Tuesday, December 13, 2011
Top 5 Steve Buscemi Roles; Happy Birthday, Steve Buscemi you Ugly Bastard
Steve Buscemi has had an odd career (one that he spoofed in his SNL hosting duties last week) that has seen him go from dog featured comedic actor in small roles in your favorite quirky comedies and indie films to full on Cable star. From Trees Lounge to Ghost World to almost every Adam Sandler comedy ever, the one time fire fighter from Brooklyn has played quite a few characters in his day. Some of them creepy, some funny, all very, very ugly. But we're not here to talk about Steve's looks. In honor of Steve's birthday, let's take a look at Johnny Bagel's 5 favorite Buscemi roles. Despite the critical acclaim and overall awesomeness of Boardwalk Empire, Buscemi's Nucky Thompson really isn't all that great of a character so he didn't make the top 5.
5) Tony Blundetto in The Sopranos
Buscemi had already been with The Sopranos for some time in a writing and directing capacity when he made his first appearance in front of the camera as Tony's recently released from prison cousin, Tony (he was Tony "Uncle Al" while T.S. was Tony "Uncle Johnny"). If the sight of Gandolfini and Buscemi next to each other seemed strange at first (never mind that they were somehow related), his performance as Tony B. quickly put those thoughts to rest. Able to play an ex-con trying to go straight while still hanging out with Tony and the gang in the back of Satriale's, Buscemi played a believable knock around guy with his trademark quirkiness still intact. His quick descent from luckiest man in the world to lying on Uncle Pat's porch with half of his face shot off at the hand of his cousin was one of the stand out story arcs of The Soprano's 6 and a half seasons (as you can see above sans Van Morrison).
4) Donny in The Big Lebowski
The Big Lebowski is one of the best loved movies to involve bowling, nihilists played by Red Hot Chili Pepper's bassists and Steve Buscemi. Steve doesn't have too much to do in this one as the bowling loving, always out of the loop Donny, but his character does have the most memorable eulogy scene in film history (even if he doesn't appear in it).

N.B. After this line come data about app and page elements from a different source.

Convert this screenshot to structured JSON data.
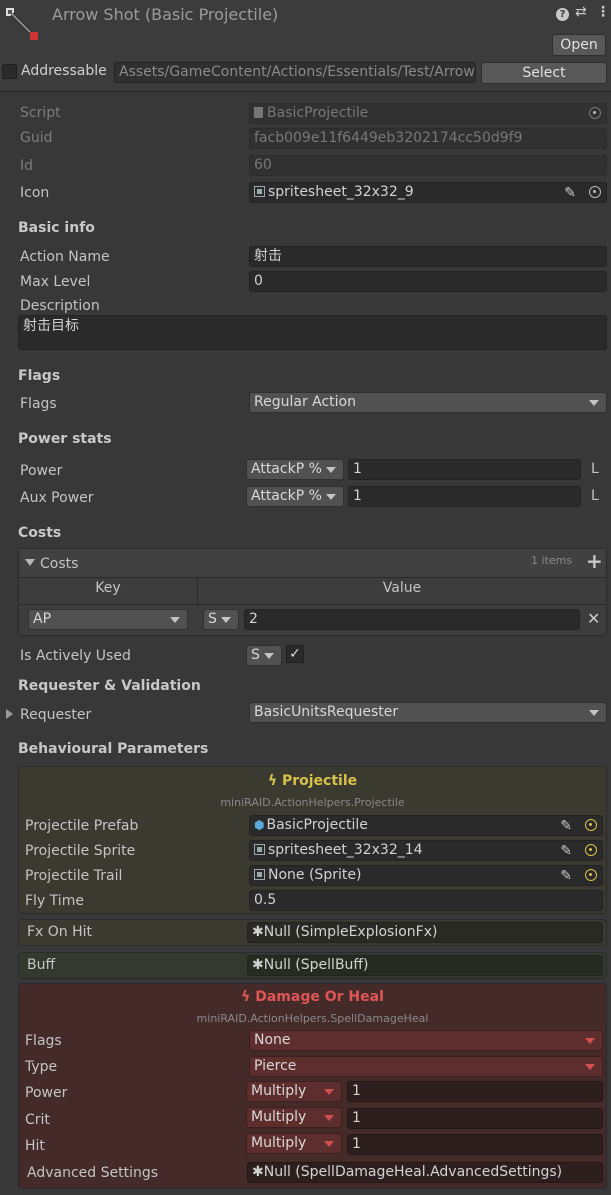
{
  "header": {
    "title": "Arrow Shot (Basic Projectile)",
    "open_label": "Open",
    "addressable_label": "Addressable",
    "address_path": "Assets/GameContent/Actions/Essentials/Test/Arrow",
    "select_label": "Select"
  },
  "fields": {
    "script_label": "Script",
    "script_value": "BasicProjectile",
    "guid_label": "Guid",
    "guid_value": "facb009e11f6449eb3202174cc50d9f9",
    "id_label": "Id",
    "id_value": "60",
    "icon_label": "Icon",
    "icon_value": "spritesheet_32x32_9"
  },
  "basic_info": {
    "header": "Basic info",
    "action_name_label": "Action Name",
    "action_name_value": "射击",
    "max_level_label": "Max Level",
    "max_level_value": "0",
    "description_label": "Description",
    "description_value": "射击目标"
  },
  "flags": {
    "header": "Flags",
    "label": "Flags",
    "value": "Regular Action"
  },
  "power_stats": {
    "header": "Power stats",
    "power_label": "Power",
    "power_mode": "AttackP %",
    "power_value": "1",
    "power_suffix": "L",
    "aux_label": "Aux Power",
    "aux_mode": "AttackP %",
    "aux_value": "1",
    "aux_suffix": "L"
  },
  "costs": {
    "header": "Costs",
    "list_label": "Costs",
    "count": "1 items",
    "key_header": "Key",
    "value_header": "Value",
    "row_key": "AP",
    "row_mode": "S",
    "row_value": "2",
    "actively_used_label": "Is Actively Used",
    "actively_used_mode": "S",
    "actively_used_checked": true
  },
  "requester": {
    "header": "Requester & Validation",
    "label": "Requester",
    "value": "BasicUnitsRequester"
  },
  "behaviour": {
    "header": "Behavioural Parameters",
    "projectile": {
      "title": "Projectile",
      "subtitle": "miniRAID.ActionHelpers.Projectile",
      "prefab_label": "Projectile Prefab",
      "prefab_value": "BasicProjectile",
      "sprite_label": "Projectile Sprite",
      "sprite_value": "spritesheet_32x32_14",
      "trail_label": "Projectile Trail",
      "trail_value": "None (Sprite)",
      "fly_label": "Fly Time",
      "fly_value": "0.5"
    },
    "fx_label": "Fx On Hit",
    "fx_value": "Null (SimpleExplosionFx)",
    "buff_label": "Buff",
    "buff_value": "Null (SpellBuff)",
    "damage": {
      "title": "Damage Or Heal",
      "subtitle": "miniRAID.ActionHelpers.SpellDamageHeal",
      "flags_label": "Flags",
      "flags_value": "None",
      "type_label": "Type",
      "type_value": "Pierce",
      "power_label": "Power",
      "power_mode": "Multiply",
      "power_value": "1",
      "crit_label": "Crit",
      "crit_mode": "Multiply",
      "crit_value": "1",
      "hit_label": "Hit",
      "hit_mode": "Multiply",
      "hit_value": "1",
      "adv_label": "Advanced Settings",
      "adv_value": "Null (SpellDamageHeal.AdvancedSettings)"
    }
  },
  "colors": {
    "projectile_title": "#d9c24a",
    "damage_title": "#e05555",
    "damage_bg": "#452a2a",
    "projectile_bg": "#3a3a31"
  }
}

3) Tommy in Trees Lounge
Buscemi's directorial debut features loads of familiar faces from the Sopranos and Goodfellas (the casting director would later work for Sopranos), yet despite the presence of the usual goombah actors (including a very good pre Artie Bucco John Ventimiglia), Trees Lounge is the lighter side of being a loser in Staten Island. This was the role Buscemi was born to play, an annoying, alcoholic loser who you actually end up rooting for. Although living above a bar doesn't seem all that bad.
2) Carl Showalter in Fargo
Buscemi might not be the DeNiro to the Cohen Brother's Scorsese (a couple different actors would probably fight over that title) but he was definitely a favorite of theirs during the 90s. While dweeby and awkward, Buscemi plays a dirtbag better than almost anyone this side of Mickey Rourke. And in the Cohen Bros's Oscar winning crime flick, he plays a particularly obnoxious dirtbag named Carl. Fargo's plot was the same as 98% of the other Cohen Bros. films; shlubby guy at the end of his rope comes up with a plan to make a quick buck (which usually involves a staged kidnapping) only for miscommunication and general incompetence to mess everything up. In this case, Buscemi steals the show as the loudmouth would-be kidnapper who eventually meets the wrong end of a wood chipper. "You should see the other guy" is a classic line when delivered by Buscemi after just being shot in the throat. This film also saw the screen debut of former Miami Heat Center Zydrunas Ilgauskas.
1)Mr. Pink in Reservoir Dogs
The film that probably introduced most people to Buscemi as something other than the guy who had one or two lines in a handful of films like King of New York or Martin Scorsese's portion of New York Stories or some other movies that didn't have New York in the title at all. Mr. Pink is Buscemi at his best. Playing a crook who doesn't know that his jewel thief partner is actually 5-0, Buscemi proves there's no honor amongst thieves. While the other guys are definitely bad asses and/or sick fucks, Mr. Pink acts as weaselish as he looks. Watching him in this now, you remember why Nucky Thompson is rather boring; Buscemi's at his best when he's a slippery, snake like small time crook not a stately, composed crime boss. The few scenes that Nucky loses it have been some of the more memorable moments of Boardwalk's first 2 seasons, but he's in his glory in Tarantino's debut. Why do they call him Mr. Pink? "Because you're a faggot, all right?!"
Psycho in Con Air, Creepy guy in Mr. Deeds and Nucky Thompson on Boardwalk Empire.
Happy Birthday, Steve!